*Task description*:
Filter this data down to the lines that hold "label", and copy them.

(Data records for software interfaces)

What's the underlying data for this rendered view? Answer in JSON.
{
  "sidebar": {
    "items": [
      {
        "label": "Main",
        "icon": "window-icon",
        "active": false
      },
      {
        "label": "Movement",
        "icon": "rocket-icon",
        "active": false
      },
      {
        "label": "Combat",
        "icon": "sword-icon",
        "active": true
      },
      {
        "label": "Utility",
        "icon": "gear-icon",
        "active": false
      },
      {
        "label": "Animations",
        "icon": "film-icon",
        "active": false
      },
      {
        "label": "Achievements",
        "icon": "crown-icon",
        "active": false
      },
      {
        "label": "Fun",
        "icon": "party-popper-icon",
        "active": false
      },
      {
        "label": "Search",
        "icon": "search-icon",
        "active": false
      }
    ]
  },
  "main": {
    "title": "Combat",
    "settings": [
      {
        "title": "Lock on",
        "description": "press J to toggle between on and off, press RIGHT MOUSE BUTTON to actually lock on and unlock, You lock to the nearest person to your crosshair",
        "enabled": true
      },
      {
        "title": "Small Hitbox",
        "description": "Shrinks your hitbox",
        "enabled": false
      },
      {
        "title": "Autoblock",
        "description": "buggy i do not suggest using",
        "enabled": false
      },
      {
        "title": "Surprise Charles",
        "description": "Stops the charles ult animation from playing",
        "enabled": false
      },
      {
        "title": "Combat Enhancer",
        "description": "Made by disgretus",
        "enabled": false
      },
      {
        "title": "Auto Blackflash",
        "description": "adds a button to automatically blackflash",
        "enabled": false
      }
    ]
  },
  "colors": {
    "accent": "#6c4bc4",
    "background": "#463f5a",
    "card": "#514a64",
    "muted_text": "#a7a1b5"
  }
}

*Output for this task*:
        "label": "Main",
        "label": "Movement",
        "label": "Combat",
        "label": "Utility",
        "label": "Animations",
        "label": "Achievements",
        "label": "Fun",
        "label": "Search",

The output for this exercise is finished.